What you need to know:
- The decision which was announced Friday, highlights Uganda's commitment to thoroughly understanding and aligning with the key elements of the agreement before formalizing its endorsement.
The Government of Uganda has deferred the signing of the Partnership Agreement between the European Union (EU) and the Organization of African, Caribbean, and Pacific States (OACPS), citing lack of clarity on key concepts.
The decision which was announced Friday, highlights Uganda's commitment to thoroughly understanding and aligning with the key elements of the agreement before formalizing its endorsement.
The Partnership Agreement, which looks to ‘shape relations between the EU and OACPS over the next two decades,’ spans a spectrum of critical areas, including investment, environmental sustainability, climate change, irregular migration, and good governance.
While expressing alignment with many aspects of the agreement, Uganda has raised concerns and reservations on specific concepts, prompting internal consultations to ensure a unified national perspective. Key concepts under scrutiny include marginalized groups, sex, gender equality, sexual and gender-based discrimination, vulnerable groups, and sexuality education.
One noteworthy concern outlined by Uganda is the introduction of ‘Regional Councils of Ministers and Regional Parliamentary Assemblies for each of the African, Caribbean, and Pacific Regions, alongside maintaining the EU as a single bloc.’ Uganda argues that this arrangement may perpetuate historical and structural separations, potentially impacting fair engagement among member states.
A critical point of contention is the placement of the Agreement above existing bilateral or other agreements between individual EU Member States and OACPS States. Uganda questions the potential undoing of bilateral relations and regional commitments developed over the years, emphasizing the need to safeguard existing interstate relations.

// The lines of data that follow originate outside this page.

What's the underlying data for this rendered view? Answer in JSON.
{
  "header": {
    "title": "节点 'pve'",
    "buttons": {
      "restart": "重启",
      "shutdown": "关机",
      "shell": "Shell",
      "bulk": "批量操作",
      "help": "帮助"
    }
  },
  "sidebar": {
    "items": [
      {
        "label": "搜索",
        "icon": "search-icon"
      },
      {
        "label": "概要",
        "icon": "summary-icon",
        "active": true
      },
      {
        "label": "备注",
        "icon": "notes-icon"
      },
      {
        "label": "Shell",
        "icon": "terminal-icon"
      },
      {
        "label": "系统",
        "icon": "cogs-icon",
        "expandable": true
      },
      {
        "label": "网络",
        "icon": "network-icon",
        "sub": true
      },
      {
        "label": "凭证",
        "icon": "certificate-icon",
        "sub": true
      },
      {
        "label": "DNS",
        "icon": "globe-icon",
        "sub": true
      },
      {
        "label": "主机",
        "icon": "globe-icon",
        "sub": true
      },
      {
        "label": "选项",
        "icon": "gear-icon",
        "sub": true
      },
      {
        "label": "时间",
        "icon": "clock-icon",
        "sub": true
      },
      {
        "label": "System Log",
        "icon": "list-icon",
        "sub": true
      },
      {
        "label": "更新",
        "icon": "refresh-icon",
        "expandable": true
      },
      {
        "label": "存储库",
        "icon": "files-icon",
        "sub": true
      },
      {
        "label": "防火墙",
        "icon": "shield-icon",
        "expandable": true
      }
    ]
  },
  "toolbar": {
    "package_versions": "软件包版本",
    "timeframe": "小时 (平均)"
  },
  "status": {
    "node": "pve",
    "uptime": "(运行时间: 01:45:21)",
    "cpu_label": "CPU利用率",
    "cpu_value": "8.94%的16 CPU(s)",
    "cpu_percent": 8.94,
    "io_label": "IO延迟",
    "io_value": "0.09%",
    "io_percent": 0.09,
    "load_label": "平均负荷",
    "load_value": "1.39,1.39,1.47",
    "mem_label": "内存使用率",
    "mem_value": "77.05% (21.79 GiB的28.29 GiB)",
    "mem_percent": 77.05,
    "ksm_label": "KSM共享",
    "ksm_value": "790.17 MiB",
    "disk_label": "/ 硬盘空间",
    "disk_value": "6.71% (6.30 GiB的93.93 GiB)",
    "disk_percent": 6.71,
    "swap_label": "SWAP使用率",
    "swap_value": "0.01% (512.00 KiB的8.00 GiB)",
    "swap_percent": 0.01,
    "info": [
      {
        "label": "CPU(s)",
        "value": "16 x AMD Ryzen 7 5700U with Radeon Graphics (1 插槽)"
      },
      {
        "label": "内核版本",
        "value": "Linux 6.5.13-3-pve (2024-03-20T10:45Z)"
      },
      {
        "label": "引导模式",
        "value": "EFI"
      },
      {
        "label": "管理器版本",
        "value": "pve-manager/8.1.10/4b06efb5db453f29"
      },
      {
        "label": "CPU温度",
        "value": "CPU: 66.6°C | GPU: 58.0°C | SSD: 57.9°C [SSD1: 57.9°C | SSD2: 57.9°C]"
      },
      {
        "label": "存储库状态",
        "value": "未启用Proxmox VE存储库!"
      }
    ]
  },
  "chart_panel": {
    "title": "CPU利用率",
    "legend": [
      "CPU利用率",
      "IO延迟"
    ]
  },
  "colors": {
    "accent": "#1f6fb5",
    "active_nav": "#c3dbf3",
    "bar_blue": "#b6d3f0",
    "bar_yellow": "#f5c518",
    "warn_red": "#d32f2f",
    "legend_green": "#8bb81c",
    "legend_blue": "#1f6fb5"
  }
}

Moreover, the provision granting the OACPS-EU Council of Ministers the power to adopt binding decisions on all parties raises constitutional concerns for Uganda.
The government further asserts that ‘internal consultations will continue to ensure the supremacy of the Ugandan Constitution’ in this regard.
Despite these reservations, Uganda affirms its openness to future dialogues, processes, and forums aimed at addressing concerns and involving OACPS members who, like Uganda, have chosen not to sign the Agreement today.
This decision reflects Uganda's commitment to thorough internal deliberations and alignment with its national interests before committing to the long-term implications of the EU-OACPS Partnership Agreement.